YOUR TASK: Read through the entries below and return each line with the word "data".

GIVEN INFORMATION:

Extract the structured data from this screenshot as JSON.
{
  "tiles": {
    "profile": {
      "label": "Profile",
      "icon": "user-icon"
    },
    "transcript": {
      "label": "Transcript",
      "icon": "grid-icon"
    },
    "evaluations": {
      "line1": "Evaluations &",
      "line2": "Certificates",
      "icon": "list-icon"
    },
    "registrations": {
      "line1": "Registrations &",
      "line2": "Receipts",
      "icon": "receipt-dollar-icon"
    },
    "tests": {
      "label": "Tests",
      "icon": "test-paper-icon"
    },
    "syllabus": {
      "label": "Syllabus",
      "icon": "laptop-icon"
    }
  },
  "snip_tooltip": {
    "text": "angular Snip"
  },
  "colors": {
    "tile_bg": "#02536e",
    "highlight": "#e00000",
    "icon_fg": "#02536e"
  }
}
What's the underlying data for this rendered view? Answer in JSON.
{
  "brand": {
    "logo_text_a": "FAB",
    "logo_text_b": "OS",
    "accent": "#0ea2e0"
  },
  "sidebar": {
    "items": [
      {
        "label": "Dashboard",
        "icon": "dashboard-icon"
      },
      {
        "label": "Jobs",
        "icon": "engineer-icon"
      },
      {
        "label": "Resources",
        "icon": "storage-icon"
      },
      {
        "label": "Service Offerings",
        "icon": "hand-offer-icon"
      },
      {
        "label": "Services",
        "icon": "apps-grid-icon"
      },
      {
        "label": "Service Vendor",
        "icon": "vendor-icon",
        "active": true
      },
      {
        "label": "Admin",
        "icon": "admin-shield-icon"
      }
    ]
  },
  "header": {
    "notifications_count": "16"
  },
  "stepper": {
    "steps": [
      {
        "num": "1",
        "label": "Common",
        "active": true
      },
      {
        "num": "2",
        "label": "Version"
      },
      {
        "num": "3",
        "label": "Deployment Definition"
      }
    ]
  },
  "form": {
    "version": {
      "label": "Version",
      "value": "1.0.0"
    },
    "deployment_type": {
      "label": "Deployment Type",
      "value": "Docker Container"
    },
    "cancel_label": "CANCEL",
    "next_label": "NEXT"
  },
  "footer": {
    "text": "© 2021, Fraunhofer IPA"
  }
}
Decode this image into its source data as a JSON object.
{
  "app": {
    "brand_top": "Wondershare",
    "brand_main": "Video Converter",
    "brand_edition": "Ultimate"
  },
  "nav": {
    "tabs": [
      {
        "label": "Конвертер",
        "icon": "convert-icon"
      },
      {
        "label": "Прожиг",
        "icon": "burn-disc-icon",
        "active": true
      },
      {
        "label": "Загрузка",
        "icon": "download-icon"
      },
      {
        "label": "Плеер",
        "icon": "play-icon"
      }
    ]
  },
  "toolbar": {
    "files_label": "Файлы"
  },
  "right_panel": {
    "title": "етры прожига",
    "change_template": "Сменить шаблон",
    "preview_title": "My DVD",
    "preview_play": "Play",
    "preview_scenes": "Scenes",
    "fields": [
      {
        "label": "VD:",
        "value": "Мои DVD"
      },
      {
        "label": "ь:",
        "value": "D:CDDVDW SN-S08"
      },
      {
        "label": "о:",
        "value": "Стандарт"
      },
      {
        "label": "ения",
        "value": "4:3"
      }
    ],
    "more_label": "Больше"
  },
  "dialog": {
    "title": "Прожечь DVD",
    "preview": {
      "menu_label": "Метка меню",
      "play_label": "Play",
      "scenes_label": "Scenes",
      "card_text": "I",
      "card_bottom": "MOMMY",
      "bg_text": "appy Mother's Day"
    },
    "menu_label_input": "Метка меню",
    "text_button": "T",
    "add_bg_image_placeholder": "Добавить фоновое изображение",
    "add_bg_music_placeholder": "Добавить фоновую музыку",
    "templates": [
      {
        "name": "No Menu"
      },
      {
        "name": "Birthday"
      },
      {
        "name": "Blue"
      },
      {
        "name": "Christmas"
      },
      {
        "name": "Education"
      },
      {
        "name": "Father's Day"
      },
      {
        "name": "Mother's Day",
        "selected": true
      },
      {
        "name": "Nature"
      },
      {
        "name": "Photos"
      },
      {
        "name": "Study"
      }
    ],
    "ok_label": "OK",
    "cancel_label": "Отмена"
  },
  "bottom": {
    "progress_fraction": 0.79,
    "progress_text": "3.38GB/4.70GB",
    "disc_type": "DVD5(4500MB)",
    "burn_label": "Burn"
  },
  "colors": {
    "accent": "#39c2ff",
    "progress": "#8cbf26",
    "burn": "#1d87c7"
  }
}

THE ANSWER:
Extract the structured data from this screenshot as JSON.
What's the underlying data for this rendered view? Answer in JSON.
Decode this image into its source data as a JSON object.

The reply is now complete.